WHAT YOU WILL DO: Every line of the material must be written out again unchanged.

DATA TO EXAMINE:
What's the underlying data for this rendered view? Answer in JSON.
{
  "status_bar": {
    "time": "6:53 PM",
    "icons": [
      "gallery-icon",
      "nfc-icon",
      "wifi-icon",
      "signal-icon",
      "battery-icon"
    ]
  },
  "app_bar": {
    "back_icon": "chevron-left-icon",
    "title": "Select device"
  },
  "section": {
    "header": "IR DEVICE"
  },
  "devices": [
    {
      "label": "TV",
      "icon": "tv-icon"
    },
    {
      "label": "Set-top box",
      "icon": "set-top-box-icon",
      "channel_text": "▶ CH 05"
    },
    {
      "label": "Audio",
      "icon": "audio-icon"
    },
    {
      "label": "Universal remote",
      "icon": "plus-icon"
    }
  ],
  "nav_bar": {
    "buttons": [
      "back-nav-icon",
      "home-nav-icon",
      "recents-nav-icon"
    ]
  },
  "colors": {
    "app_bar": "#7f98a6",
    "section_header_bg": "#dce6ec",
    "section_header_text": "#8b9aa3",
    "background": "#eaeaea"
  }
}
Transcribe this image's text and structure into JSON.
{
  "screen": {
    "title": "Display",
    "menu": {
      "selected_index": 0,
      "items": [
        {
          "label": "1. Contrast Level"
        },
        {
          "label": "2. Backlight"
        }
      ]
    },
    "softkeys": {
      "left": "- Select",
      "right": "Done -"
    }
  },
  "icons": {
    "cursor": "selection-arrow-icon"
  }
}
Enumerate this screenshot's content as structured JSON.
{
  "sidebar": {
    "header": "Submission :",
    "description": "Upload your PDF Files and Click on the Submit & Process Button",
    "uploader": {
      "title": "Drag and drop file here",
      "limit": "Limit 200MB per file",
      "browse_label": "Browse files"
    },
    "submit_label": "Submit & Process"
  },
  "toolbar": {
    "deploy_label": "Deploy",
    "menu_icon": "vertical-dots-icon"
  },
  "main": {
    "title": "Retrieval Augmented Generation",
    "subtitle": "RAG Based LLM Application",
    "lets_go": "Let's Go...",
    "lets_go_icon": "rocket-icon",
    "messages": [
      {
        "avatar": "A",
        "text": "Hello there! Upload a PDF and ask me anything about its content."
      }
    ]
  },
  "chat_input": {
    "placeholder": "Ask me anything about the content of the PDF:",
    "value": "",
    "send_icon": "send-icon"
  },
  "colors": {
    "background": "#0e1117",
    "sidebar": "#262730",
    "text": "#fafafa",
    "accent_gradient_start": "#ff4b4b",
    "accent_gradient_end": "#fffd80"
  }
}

ANSWER SPACE:
What's the underlying data for this rendered view? Answer in JSON.
{
  "status_bar": {
    "time": "6:53 PM",
    "icons": [
      "gallery-icon",
      "nfc-icon",
      "wifi-icon",
      "signal-icon",
      "battery-icon"
    ]
  },
  "app_bar": {
    "back_icon": "chevron-left-icon",
    "title": "Select device"
  },
  "section": {
    "header": "IR DEVICE"
  },
  "devices": [
    {
      "label": "TV",
      "icon": "tv-icon"
    },
    {
      "label": "Set-top box",
      "icon": "set-top-box-icon",
      "channel_text": "▶ CH 05"
    },
    {
      "label": "Audio",
      "icon": "audio-icon"
    },
    {
      "label": "Universal remote",
      "icon": "plus-icon"
    }
  ],
  "nav_bar": {
    "buttons": [
      "back-nav-icon",
      "home-nav-icon",
      "recents-nav-icon"
    ]
  },
  "colors": {
    "app_bar": "#7f98a6",
    "section_header_bg": "#dce6ec",
    "section_header_text": "#8b9aa3",
    "background": "#eaeaea"
  }
}
Transcribe this image's text and structure into JSON.
{
  "screen": {
    "title": "Display",
    "menu": {
      "selected_index": 0,
      "items": [
        {
          "label": "1. Contrast Level"
        },
        {
          "label": "2. Backlight"
        }
      ]
    },
    "softkeys": {
      "left": "- Select",
      "right": "Done -"
    }
  },
  "icons": {
    "cursor": "selection-arrow-icon"
  }
}
Enumerate this screenshot's content as structured JSON.
{
  "sidebar": {
    "header": "Submission :",
    "description": "Upload your PDF Files and Click on the Submit & Process Button",
    "uploader": {
      "title": "Drag and drop file here",
      "limit": "Limit 200MB per file",
      "browse_label": "Browse files"
    },
    "submit_label": "Submit & Process"
  },
  "toolbar": {
    "deploy_label": "Deploy",
    "menu_icon": "vertical-dots-icon"
  },
  "main": {
    "title": "Retrieval Augmented Generation",
    "subtitle": "RAG Based LLM Application",
    "lets_go": "Let's Go...",
    "lets_go_icon": "rocket-icon",
    "messages": [
      {
        "avatar": "A",
        "text": "Hello there! Upload a PDF and ask me anything about its content."
      }
    ]
  },
  "chat_input": {
    "placeholder": "Ask me anything about the content of the PDF:",
    "value": "",
    "send_icon": "send-icon"
  },
  "colors": {
    "background": "#0e1117",
    "sidebar": "#262730",
    "text": "#fafafa",
    "accent_gradient_start": "#ff4b4b",
    "accent_gradient_end": "#fffd80"
  }
}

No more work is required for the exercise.